The effect of this narrative structure is to create an effect which is intimate and personal and yet at the same time sweeping and historically comprehensive. We see the details of many Russian lives and personalities, and these are framed within a broad portrait of Russian society at this key moment when everyone is wondering what comes next. As with August, 1914, the effect is profoundly convincing and illuminating: the life of an entire nation is brought to life, and the context of the approaching revolution illustrated in sparkling detail.

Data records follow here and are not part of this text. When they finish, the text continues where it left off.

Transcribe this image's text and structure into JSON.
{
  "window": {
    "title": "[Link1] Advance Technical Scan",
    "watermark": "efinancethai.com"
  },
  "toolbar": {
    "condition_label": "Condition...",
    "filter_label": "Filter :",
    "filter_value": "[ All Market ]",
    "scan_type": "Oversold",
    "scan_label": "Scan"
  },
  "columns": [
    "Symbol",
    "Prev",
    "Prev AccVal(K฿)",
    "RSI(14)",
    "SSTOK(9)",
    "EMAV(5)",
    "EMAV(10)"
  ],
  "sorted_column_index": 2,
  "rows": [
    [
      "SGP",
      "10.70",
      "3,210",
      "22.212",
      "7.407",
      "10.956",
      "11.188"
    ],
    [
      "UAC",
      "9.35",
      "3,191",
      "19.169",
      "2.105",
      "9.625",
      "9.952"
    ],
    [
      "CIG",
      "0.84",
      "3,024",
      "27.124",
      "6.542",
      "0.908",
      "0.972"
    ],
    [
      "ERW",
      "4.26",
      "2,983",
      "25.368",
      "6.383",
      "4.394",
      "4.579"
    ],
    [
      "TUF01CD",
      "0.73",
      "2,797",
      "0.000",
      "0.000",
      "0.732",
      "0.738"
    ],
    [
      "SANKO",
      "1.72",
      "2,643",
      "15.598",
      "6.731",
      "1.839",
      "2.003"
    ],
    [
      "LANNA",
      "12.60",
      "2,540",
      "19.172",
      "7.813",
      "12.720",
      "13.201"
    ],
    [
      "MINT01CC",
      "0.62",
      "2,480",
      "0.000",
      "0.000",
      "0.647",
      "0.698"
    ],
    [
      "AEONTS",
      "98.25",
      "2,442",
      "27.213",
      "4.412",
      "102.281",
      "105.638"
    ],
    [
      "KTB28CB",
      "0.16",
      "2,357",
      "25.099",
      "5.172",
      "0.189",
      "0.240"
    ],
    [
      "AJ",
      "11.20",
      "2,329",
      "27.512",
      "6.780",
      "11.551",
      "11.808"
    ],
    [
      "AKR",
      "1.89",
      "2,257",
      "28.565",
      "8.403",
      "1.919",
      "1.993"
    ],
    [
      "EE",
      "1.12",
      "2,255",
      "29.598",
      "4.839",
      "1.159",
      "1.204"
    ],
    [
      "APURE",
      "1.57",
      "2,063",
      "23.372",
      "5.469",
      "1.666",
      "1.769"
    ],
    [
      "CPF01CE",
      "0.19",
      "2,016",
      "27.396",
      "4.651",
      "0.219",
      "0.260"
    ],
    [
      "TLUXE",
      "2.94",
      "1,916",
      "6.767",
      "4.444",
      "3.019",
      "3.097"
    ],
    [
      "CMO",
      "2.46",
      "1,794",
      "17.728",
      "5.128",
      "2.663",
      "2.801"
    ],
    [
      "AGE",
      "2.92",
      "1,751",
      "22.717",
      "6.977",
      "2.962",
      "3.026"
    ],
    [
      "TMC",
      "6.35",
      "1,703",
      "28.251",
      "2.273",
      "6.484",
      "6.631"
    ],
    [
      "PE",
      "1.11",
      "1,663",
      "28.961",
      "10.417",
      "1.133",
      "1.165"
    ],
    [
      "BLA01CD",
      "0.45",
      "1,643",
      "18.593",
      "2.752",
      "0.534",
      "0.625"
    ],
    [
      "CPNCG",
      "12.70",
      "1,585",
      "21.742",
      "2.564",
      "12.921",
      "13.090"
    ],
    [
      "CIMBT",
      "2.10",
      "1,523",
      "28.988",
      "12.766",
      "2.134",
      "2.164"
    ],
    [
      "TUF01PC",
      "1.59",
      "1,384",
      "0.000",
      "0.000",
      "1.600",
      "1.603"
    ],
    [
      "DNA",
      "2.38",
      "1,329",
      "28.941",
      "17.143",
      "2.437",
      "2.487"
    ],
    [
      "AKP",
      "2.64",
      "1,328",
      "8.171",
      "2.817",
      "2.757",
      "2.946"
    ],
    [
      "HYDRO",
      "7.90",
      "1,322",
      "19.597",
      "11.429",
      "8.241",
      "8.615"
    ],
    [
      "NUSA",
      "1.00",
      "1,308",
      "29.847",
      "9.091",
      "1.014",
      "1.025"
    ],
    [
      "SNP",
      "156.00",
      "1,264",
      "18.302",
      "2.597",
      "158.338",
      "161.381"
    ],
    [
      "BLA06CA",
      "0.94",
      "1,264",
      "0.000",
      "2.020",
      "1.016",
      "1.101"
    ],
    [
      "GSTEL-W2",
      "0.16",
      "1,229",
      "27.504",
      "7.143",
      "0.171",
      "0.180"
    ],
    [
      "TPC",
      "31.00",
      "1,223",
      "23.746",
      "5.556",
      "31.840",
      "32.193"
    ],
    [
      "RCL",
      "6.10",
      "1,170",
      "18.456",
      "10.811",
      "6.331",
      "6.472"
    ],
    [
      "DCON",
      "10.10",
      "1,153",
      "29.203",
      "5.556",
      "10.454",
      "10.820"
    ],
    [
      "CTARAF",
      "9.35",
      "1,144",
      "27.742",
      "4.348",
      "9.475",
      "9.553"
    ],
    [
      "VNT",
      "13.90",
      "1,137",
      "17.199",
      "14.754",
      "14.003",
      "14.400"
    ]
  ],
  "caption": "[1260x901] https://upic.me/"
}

Solzhenitsyn's skills as a novelist ensure that the story feels immediate and powerfully relevant. Reading this novel in the midst of the coronavirus crisis made it even more so. There are some obvious differences between this moment and that one. The American situation in 2020 is not as bad as the Russian situation in 1916. We are not in the middle of a disastrous war, although the public health crisis it its own sort of society-wide catastrophe. But months into the coronavirus crisis, which has revealed the many weaknesses of American economic and political systems, the moment portrayed in November, 1916 feels more familiar by the day. Russians in 1916 had come to a shared conclusion that their government simply could not do anything right. That same feeling has begun to dawn on many Americans in recent months. The virus crisis has made us begin to consider scenarios that were previously unimaginable, like the complete failure of government to deal with a once-in-a-century health crisis, essentially throwing its hands up and letting the virus rampage across American society.
This novel is definitely not for casual readers, but those with particular interest in Russian and revolutionary history and fans of epic historical fiction will find November, 1916 deeply rewarding. Fans of Michener or Follett will be right at home here. Solzhenitsyn is most closely associated in the Western mind with his writings on the gulag (Gulag Archipelago, A Day In The Life Of Ivan Denisovich), but he considered the Red Wheel cycle to be "the chief artistic design" of his life. November, 1916 displays his prodigious abilities as both a storyteller and a historian, and the publication of this grand work of historical fiction in English for the first time is a great opportunity for historically-minded readers.